The UAE has one of the highest levels of smartphone ownership in the Arab world - yet many people do not use the many advanced features they offer.
Many UAE residents do not use smartphone advanced features
DUBAI // The UAE has one of the highest levels of smartphone ownership in the Arab world - yet many people do not use the many advanced features they offer.
Sixty-one per cent of mobile phone owners here have smartphones, compared with 55 per cent in Saudi Arabia and 51 per cent in Kuwait, according to a new report.
However many owners use only the basic functions - voice, text and photos - and never use the device to browse the internet, download music and video or send and receive email.
"Research in multiple countries indicated that among those owning or with access to a smartphone more than one in five did not use their device to connect to the internet," says the report from consultancy firm, Deloitte.
The authors compare this practice to luxury kitchens used only to make toast or a supercar used only for the school run.
"Owners of high-end smartphones - as with owners of any high-end product - may purchase these devices because of their build quality, or because of the cachet that comes with ownership, rather than because they necessarily want to exploit the range of their functionality," they add.
The report - Technology, Media & Telecommunications Predictions 2013 Middle East - was launched in Dubai this week.
The researchers say the next-generation mobile data standard known as Long Term Evolution (LTE) is being rolled out across the Middle East this year.

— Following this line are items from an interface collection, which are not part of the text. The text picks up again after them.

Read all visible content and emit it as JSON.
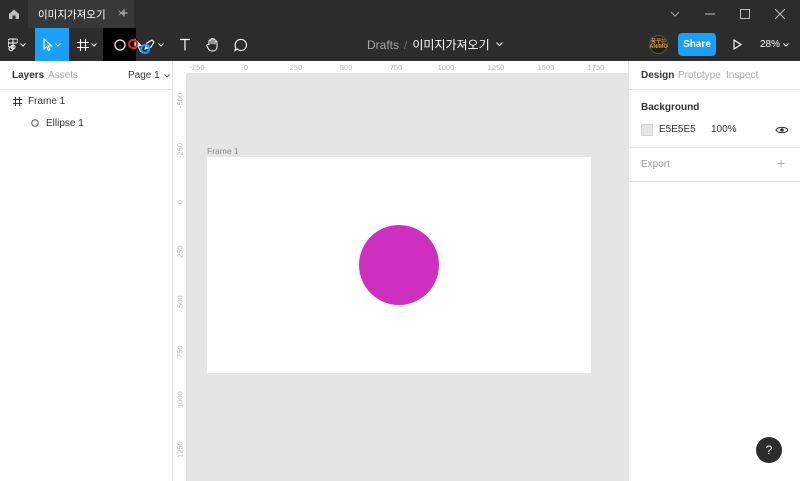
{
  "window": {
    "tab_title": "이미지가져오기",
    "tab_close": "×",
    "tab_add": "+"
  },
  "toolbar": {
    "breadcrumb_drafts": "Drafts",
    "breadcrumb_sep": "/",
    "file_name": "이미지가져오기",
    "avatar_text": "꿈꾸는 ANIMO",
    "share_label": "Share",
    "zoom_label": "28%"
  },
  "left_panel": {
    "tabs": [
      "Layers",
      "Assets"
    ],
    "page_label": "Page 1",
    "layers": [
      {
        "name": "Frame 1",
        "type": "frame"
      },
      {
        "name": "Ellipse 1",
        "type": "ellipse"
      }
    ]
  },
  "rulers": {
    "top": [
      "-250",
      "0",
      "250",
      "500",
      "750",
      "1000",
      "1250",
      "1500",
      "1750"
    ],
    "left": [
      "-500",
      "-250",
      "0",
      "250",
      "500",
      "750",
      "1000",
      "1250"
    ]
  },
  "canvas": {
    "frame_label": "Frame 1",
    "ellipse_color": "#cf2fc1",
    "canvas_bg": "#e5e5e5"
  },
  "right_panel": {
    "tabs": [
      "Design",
      "Prototype",
      "Inspect"
    ],
    "background_title": "Background",
    "background_hex": "E5E5E5",
    "background_opacity": "100%",
    "export_title": "Export"
  },
  "help": {
    "label": "?"
  },
  "colors": {
    "accent": "#18a0fb",
    "chrome": "#2c2c2c",
    "ellipse": "#cf2fc1"
  }
}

It offers lightning-fast broadband speeds, and Etisalat and du have launched networks in the UAE.
But the report says operators across the region are using a variety of frequencies for the service, which means travellers will not be able to use their phones' LTE capabilities in some territories.
Paul Lee, a research director at Deloitte, said: "I don't think there is a single phone that supports all these frequencies now, so roaming with LTE will be difficult."